**Work to complete:** Below are entries; count the lines among them that contain the word "name", and give only the count.

**Extracted material:**
※

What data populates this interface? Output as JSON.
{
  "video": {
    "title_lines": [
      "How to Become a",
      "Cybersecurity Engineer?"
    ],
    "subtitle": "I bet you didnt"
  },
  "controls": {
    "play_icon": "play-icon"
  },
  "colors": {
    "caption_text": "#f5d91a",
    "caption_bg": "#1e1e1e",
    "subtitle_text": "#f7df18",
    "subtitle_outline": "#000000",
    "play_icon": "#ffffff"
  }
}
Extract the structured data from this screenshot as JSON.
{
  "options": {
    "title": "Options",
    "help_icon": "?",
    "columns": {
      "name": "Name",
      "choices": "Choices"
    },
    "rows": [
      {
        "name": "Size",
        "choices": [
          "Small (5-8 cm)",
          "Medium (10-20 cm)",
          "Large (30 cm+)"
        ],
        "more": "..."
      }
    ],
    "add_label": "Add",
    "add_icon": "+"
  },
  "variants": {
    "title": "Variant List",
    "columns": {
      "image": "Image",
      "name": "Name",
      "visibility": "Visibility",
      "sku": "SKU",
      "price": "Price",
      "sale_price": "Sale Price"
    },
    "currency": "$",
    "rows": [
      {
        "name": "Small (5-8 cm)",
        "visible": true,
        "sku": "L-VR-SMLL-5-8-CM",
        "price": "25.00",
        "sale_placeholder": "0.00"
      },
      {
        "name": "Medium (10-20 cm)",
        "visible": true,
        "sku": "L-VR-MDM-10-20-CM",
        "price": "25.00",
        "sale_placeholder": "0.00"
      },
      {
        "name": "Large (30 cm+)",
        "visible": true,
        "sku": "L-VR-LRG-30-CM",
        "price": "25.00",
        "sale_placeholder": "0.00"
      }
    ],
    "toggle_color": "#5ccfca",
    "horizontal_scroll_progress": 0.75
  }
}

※

**Solution below:** 6